Researchers at the CAS Institute of Genetics and Developmental Biology have shown that 3-D culture, compared with traditional two-dimensional (2-D) cell culture, can provide physical signals and 3-D matrix close to the in vivo microenvironments. Here, sponge-like collagen scaffolds were used to assess how 3-D culture would affect the differentiation and self-renewal of neural progenitor cells (NPCs). Cultured in differentiation medium without growth factors, cells in 3-D collagen scaffolds yielded much higher clone formation efficiency and expressed less neuron marker, TUJ1, compared with cells cultured on 2-D plates. mTOR inactivation was identified and showed to supported the self-renewal of NPCs in 3-D culture. At the same time, REDD1 was highly expressed in cells cultured in 3-D conditions, which blocks the activity of mTOR. Moreover, knocking-down REDD1 induced the differentiation of NPCs in 3-D collagen scaffolds. These results indicated that mTOR inactivation by REDD1 mediated the self-renewal regulation of NPCs in 3-D cultures. Thus, 3-D collagen scaffolds maintained self-renewal properties of NPCs, and the inhibitory regulator of mTOR (such as REDD1) played an important role in the regulation of self-renewal and differentiation of NPCs.

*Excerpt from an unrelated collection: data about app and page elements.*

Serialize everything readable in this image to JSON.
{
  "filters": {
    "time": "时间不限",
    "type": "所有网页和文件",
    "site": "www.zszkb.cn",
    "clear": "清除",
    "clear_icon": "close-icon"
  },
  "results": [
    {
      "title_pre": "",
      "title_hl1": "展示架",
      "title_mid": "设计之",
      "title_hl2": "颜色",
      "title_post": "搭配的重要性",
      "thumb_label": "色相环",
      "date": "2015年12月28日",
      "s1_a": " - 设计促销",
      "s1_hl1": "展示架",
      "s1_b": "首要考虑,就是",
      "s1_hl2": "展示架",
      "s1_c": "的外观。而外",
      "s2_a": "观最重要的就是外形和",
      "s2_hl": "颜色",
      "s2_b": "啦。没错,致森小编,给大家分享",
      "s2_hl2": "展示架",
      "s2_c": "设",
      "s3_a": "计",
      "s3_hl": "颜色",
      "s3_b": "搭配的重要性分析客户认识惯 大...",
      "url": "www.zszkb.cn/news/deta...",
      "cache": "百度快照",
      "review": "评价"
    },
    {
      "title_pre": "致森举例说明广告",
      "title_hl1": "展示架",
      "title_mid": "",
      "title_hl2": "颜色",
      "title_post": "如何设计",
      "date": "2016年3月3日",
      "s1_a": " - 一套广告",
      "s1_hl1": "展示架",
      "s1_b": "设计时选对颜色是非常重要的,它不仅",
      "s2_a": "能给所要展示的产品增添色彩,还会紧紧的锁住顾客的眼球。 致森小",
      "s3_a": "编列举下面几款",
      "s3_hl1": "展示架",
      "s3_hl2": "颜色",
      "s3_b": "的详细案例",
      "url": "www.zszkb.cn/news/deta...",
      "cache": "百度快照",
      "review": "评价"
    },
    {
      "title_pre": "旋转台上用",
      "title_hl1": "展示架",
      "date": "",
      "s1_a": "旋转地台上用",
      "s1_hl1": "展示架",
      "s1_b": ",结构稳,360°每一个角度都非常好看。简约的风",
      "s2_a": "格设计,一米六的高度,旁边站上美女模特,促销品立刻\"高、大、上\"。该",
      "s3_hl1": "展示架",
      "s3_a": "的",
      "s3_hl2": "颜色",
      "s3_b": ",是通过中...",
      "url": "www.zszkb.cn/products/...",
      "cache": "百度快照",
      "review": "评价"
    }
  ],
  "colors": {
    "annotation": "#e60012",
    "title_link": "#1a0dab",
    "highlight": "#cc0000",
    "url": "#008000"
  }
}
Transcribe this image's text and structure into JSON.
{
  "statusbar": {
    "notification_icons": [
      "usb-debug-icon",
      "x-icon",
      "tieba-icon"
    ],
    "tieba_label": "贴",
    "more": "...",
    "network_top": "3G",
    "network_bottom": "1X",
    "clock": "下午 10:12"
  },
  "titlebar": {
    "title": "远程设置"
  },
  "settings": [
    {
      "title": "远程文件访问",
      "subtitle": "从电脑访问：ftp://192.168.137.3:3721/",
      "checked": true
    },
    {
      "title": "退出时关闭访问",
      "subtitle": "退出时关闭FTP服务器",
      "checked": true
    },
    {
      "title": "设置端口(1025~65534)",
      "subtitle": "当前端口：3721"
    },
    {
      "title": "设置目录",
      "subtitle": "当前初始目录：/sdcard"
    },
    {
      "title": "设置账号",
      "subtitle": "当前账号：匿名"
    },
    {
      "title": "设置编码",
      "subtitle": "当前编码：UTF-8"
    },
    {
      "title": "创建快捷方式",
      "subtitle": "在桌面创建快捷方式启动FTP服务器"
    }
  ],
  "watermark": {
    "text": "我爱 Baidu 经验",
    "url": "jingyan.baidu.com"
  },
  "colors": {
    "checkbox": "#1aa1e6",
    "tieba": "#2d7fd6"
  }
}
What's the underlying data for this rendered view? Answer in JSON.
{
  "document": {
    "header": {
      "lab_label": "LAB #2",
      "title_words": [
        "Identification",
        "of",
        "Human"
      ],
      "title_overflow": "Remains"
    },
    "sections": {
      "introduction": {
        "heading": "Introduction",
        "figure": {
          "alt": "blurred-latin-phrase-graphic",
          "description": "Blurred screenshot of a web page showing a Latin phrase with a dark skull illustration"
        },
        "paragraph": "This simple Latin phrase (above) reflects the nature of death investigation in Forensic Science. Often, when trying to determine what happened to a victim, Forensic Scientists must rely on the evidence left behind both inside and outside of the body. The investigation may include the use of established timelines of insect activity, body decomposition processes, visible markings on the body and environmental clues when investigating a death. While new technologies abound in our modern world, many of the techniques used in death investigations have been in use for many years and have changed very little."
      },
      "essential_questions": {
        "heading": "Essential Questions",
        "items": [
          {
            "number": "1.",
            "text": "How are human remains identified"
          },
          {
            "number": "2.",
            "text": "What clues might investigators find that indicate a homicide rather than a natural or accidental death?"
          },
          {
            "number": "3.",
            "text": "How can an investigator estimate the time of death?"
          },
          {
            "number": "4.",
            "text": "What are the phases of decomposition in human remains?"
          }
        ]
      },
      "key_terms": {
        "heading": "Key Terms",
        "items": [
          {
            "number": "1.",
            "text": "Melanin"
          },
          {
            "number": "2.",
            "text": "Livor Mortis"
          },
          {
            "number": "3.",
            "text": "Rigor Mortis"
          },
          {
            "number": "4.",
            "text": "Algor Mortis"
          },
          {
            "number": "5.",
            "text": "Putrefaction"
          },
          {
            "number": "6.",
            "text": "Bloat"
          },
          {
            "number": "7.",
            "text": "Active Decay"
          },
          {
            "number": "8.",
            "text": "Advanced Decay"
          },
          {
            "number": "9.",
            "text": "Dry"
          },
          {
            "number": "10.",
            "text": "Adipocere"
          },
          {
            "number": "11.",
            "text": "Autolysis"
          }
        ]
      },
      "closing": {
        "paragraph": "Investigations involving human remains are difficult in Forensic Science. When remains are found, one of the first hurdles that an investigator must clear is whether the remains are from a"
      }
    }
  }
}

Han JIN et al., DOI:10.1016/j.biomaterials.2012.11.063